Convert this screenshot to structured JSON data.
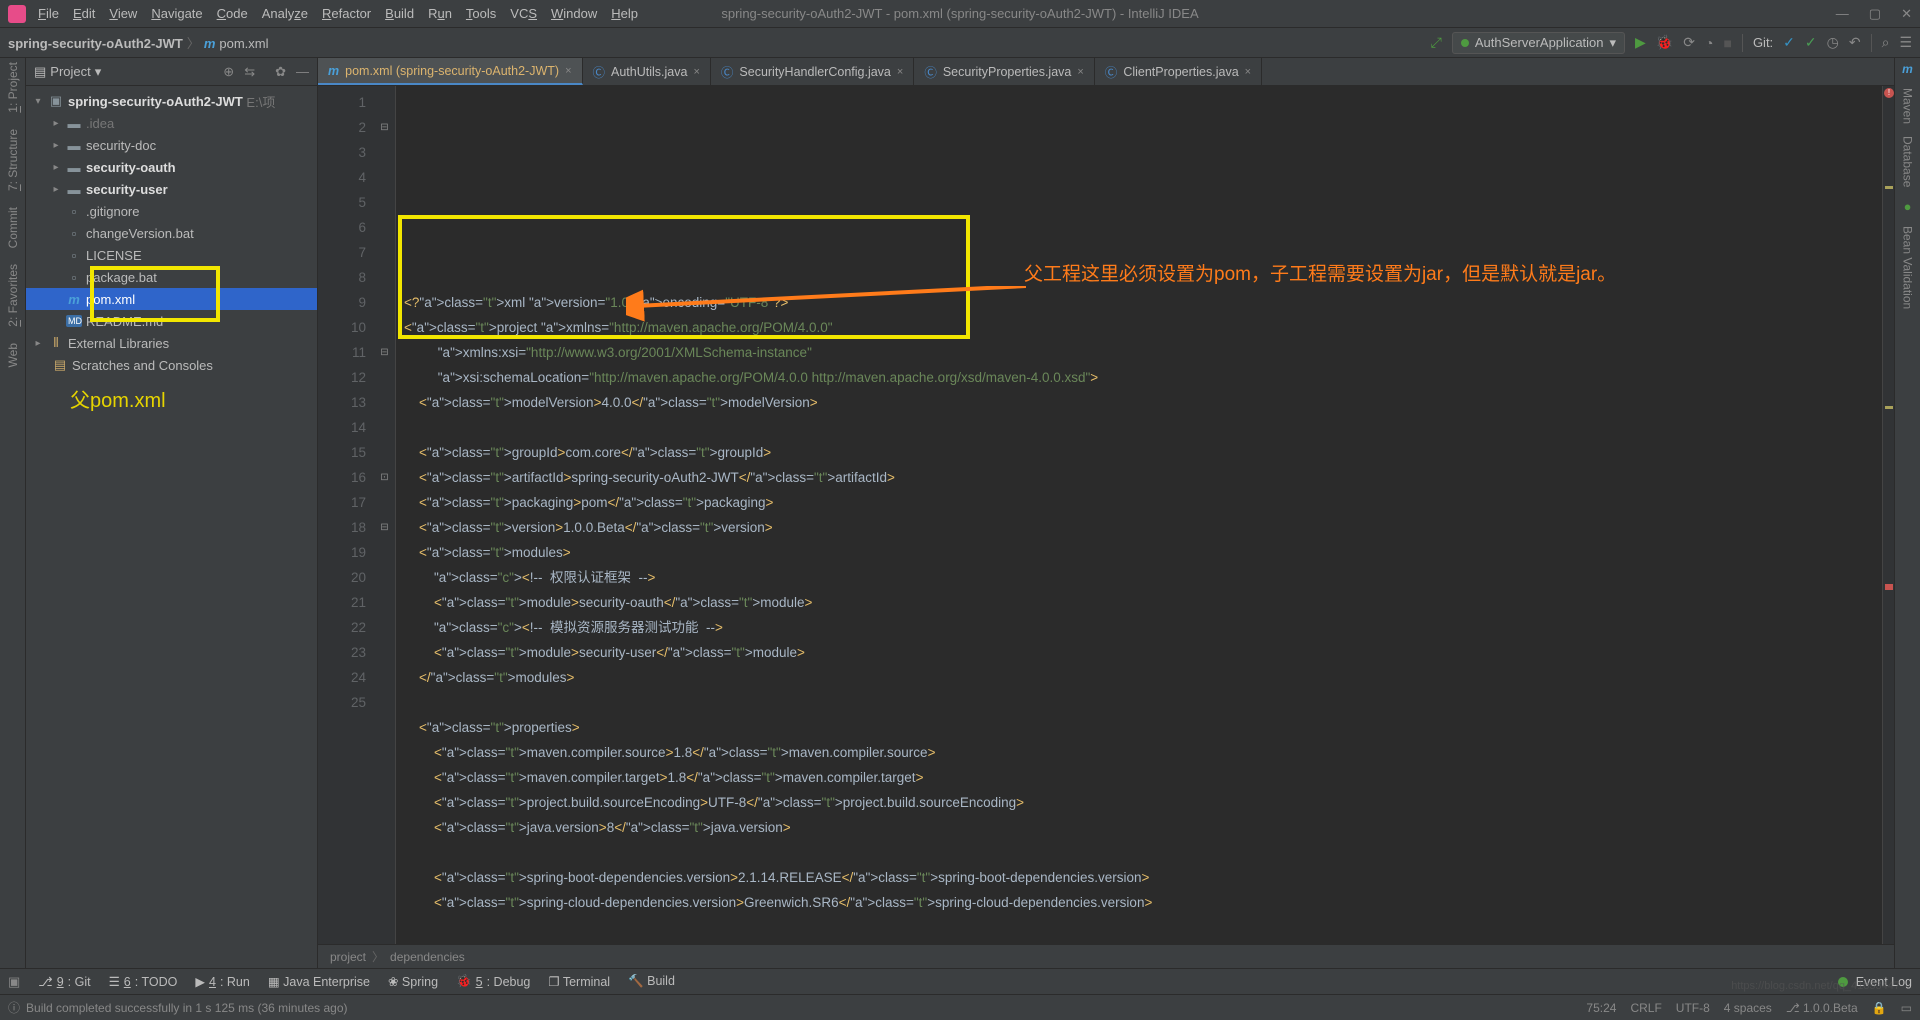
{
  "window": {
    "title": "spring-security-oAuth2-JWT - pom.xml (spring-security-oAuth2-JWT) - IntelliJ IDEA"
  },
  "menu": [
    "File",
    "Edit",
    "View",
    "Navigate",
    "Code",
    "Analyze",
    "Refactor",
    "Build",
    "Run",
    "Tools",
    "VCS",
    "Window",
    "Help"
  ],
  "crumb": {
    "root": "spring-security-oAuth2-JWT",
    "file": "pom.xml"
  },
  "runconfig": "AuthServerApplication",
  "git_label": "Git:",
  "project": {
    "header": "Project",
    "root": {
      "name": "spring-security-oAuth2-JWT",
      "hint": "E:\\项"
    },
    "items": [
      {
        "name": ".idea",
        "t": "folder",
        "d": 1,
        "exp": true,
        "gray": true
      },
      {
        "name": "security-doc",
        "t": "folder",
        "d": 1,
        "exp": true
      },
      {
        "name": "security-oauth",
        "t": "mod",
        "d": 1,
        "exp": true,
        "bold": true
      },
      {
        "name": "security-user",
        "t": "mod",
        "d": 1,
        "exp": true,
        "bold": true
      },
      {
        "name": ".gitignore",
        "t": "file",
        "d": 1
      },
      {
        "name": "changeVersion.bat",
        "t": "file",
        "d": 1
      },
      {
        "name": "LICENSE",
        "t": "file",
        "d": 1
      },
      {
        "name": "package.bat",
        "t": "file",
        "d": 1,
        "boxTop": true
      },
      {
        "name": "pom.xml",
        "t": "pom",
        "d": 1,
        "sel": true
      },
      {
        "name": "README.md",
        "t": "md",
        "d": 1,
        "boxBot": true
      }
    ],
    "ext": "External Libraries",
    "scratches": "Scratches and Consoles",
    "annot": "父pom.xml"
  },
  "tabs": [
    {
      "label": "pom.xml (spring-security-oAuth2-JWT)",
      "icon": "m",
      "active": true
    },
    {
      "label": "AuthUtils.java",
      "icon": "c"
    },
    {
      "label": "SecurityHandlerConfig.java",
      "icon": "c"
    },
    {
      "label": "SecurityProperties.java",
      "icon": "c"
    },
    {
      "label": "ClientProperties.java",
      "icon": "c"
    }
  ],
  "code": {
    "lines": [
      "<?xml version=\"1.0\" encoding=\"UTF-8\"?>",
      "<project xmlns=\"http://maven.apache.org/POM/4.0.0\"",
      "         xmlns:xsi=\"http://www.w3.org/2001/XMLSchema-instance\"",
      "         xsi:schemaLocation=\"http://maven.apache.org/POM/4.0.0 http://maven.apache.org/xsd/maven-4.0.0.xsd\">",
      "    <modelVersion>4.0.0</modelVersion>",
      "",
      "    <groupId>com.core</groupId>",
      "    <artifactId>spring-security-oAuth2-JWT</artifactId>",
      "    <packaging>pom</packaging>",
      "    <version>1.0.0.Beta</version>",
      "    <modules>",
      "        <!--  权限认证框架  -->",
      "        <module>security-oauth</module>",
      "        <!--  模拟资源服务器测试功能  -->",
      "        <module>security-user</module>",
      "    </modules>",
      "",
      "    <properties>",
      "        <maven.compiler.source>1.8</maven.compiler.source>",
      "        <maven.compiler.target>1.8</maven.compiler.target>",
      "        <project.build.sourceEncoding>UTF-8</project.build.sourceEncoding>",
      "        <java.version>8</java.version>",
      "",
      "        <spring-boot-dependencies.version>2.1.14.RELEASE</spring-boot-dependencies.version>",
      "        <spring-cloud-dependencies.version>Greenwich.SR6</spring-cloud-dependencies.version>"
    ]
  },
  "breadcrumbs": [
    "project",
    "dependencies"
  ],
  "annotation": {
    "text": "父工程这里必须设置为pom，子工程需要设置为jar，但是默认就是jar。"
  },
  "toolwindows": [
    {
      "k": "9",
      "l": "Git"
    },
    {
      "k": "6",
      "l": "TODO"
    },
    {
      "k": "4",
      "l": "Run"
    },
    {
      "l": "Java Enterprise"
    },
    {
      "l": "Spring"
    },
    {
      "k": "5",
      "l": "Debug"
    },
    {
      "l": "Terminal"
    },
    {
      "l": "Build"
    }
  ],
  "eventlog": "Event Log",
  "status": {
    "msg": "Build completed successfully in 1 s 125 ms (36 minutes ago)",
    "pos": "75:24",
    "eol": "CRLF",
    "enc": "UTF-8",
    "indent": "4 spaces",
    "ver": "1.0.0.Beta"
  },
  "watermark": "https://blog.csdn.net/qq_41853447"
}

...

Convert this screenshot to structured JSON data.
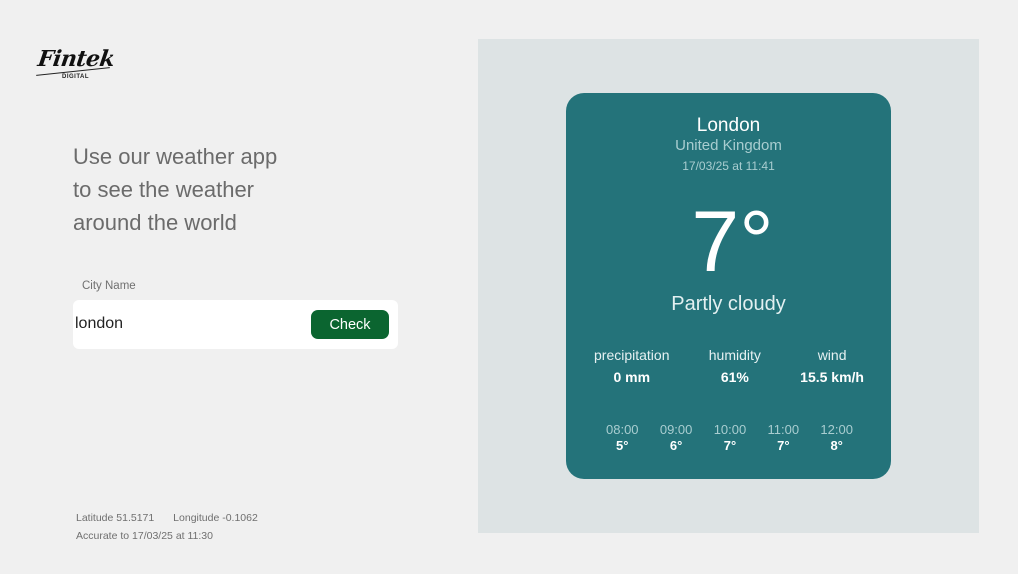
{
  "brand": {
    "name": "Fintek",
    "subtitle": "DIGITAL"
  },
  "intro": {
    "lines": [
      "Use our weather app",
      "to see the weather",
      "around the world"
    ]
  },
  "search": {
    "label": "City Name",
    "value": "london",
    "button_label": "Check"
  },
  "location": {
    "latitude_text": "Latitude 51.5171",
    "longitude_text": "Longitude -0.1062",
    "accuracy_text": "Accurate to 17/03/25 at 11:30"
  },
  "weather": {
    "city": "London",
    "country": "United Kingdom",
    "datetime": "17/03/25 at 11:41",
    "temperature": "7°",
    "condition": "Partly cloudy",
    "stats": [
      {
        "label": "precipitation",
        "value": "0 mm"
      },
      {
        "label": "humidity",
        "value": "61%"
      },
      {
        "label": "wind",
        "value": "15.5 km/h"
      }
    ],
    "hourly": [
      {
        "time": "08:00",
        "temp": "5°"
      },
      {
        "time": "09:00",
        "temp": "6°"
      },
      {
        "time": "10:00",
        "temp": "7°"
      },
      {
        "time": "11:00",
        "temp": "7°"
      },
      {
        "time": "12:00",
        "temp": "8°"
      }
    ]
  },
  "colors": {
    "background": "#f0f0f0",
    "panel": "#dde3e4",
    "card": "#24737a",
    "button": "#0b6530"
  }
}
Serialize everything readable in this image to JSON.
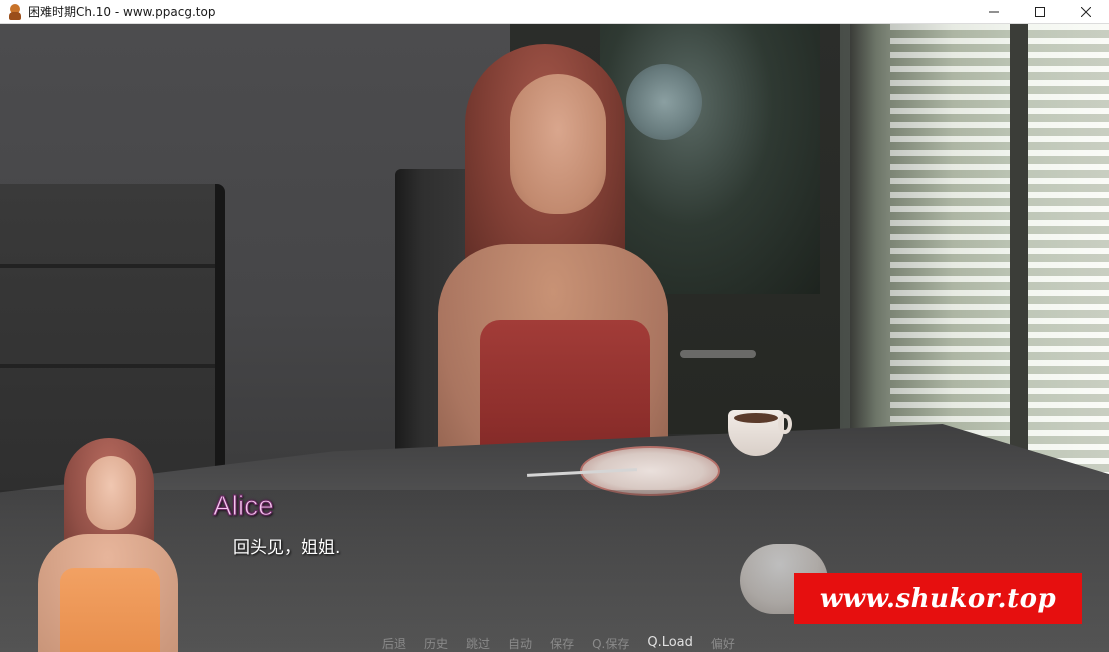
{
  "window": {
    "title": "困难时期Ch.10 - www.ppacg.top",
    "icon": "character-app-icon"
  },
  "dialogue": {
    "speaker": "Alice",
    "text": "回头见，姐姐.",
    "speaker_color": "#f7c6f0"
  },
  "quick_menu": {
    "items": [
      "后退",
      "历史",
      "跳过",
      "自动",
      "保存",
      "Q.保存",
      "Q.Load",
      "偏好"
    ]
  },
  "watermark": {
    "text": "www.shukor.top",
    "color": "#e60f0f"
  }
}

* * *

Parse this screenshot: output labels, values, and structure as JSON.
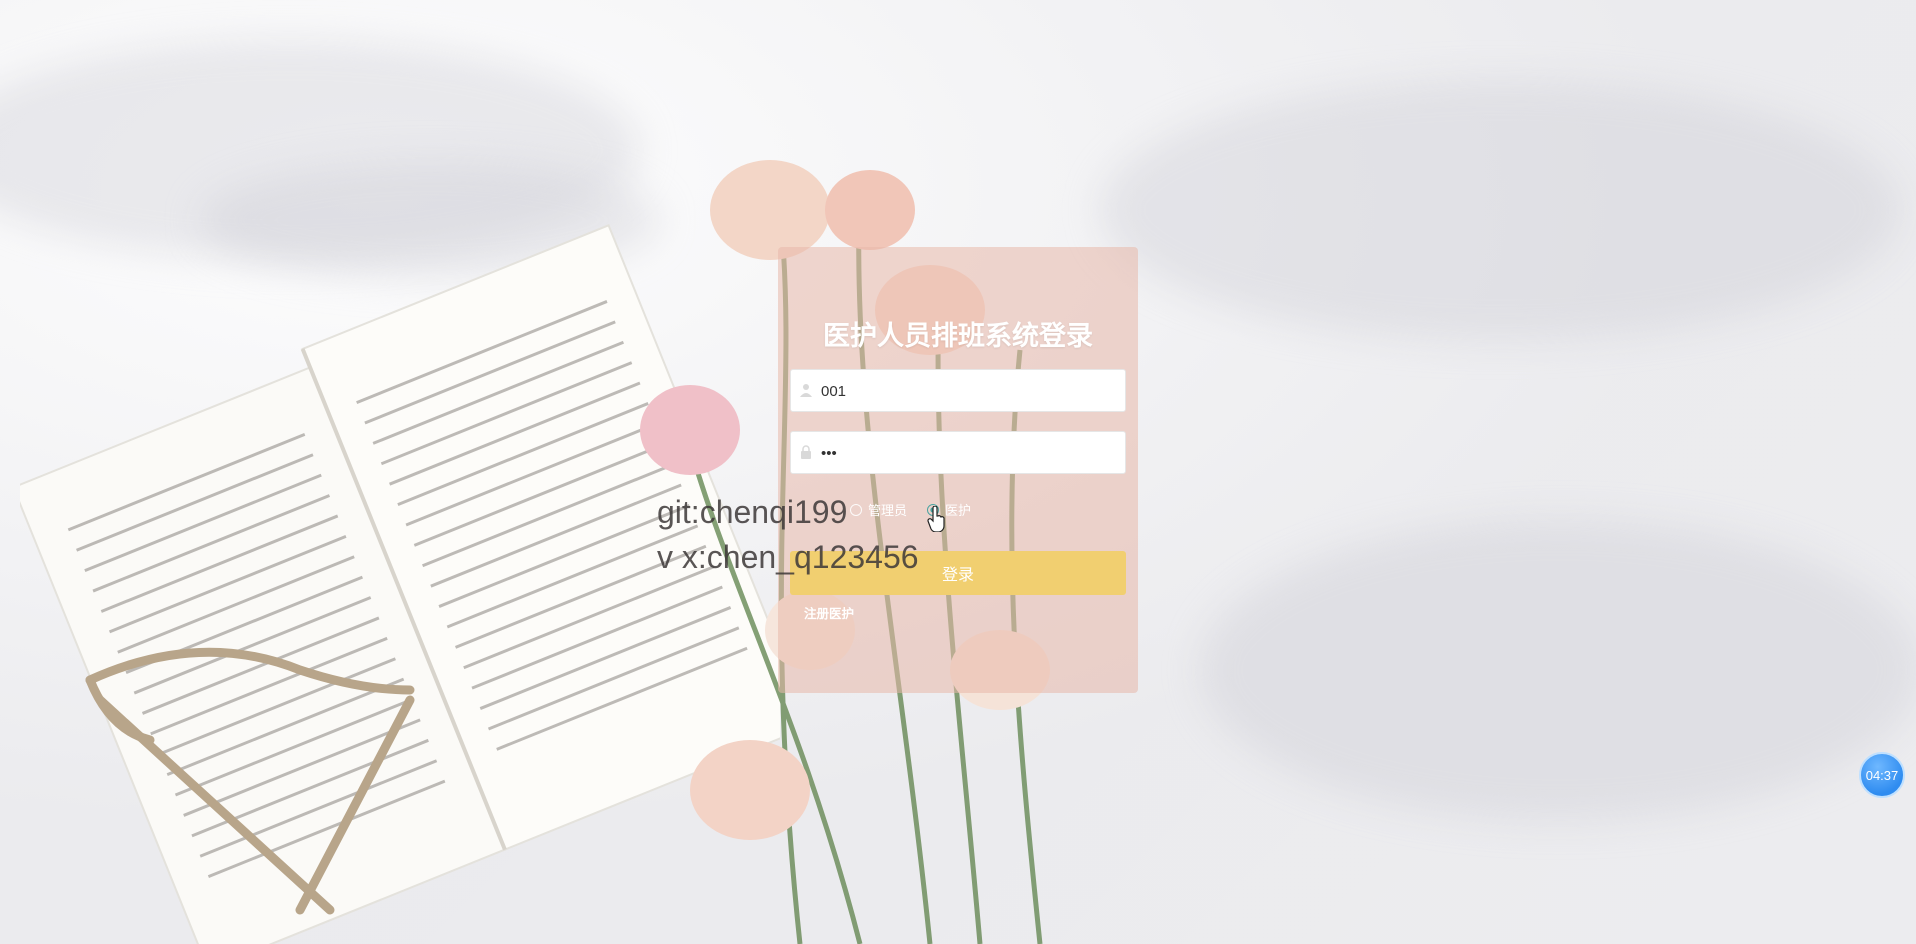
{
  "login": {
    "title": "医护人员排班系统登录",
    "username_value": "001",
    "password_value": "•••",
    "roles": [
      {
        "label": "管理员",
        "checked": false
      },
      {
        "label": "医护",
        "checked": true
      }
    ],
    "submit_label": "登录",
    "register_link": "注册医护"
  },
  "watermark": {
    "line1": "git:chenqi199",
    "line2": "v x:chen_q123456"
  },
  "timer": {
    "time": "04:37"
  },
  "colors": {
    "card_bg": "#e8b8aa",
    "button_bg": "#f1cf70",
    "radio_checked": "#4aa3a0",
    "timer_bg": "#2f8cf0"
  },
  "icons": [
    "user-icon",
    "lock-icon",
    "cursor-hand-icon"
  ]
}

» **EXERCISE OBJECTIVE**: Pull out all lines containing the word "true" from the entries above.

» **WRITTEN RESPONSE**:
        "exp": true,
        "gray": true
        "exp": true
        "exp": true,
        "bold": true
        "exp": true,
        "bold": true
        "boxTop": true
        "sel": true
        "boxBot": true
      "active": true
        "checked": true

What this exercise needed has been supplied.